▽
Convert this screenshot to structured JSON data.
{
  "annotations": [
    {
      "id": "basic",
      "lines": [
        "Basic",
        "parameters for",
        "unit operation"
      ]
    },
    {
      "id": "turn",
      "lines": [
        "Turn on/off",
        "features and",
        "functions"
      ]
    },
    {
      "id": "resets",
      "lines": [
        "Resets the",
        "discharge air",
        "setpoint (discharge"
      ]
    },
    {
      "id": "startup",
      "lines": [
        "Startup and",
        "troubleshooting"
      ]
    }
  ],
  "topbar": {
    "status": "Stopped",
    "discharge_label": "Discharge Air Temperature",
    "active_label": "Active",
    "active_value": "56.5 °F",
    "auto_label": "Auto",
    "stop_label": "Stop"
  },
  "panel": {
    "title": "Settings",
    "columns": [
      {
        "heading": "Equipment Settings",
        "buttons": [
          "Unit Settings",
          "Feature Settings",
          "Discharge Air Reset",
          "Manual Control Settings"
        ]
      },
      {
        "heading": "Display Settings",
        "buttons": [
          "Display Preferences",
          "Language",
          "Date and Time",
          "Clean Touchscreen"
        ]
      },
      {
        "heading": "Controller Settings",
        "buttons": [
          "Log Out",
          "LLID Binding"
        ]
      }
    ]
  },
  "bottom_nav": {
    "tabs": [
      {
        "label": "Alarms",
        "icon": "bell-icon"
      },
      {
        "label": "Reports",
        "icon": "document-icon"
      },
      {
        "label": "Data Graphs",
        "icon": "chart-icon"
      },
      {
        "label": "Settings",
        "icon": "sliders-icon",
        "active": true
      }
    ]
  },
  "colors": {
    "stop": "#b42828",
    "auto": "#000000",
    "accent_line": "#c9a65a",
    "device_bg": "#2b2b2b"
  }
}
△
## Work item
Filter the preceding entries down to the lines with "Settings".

## Answer space
    "title": "Settings",
        "heading": "Equipment Settings",
          "Unit Settings",
          "Feature Settings",
          "Manual Control Settings"
        "heading": "Display Settings",
        "heading": "Controller Settings",
        "label": "Settings",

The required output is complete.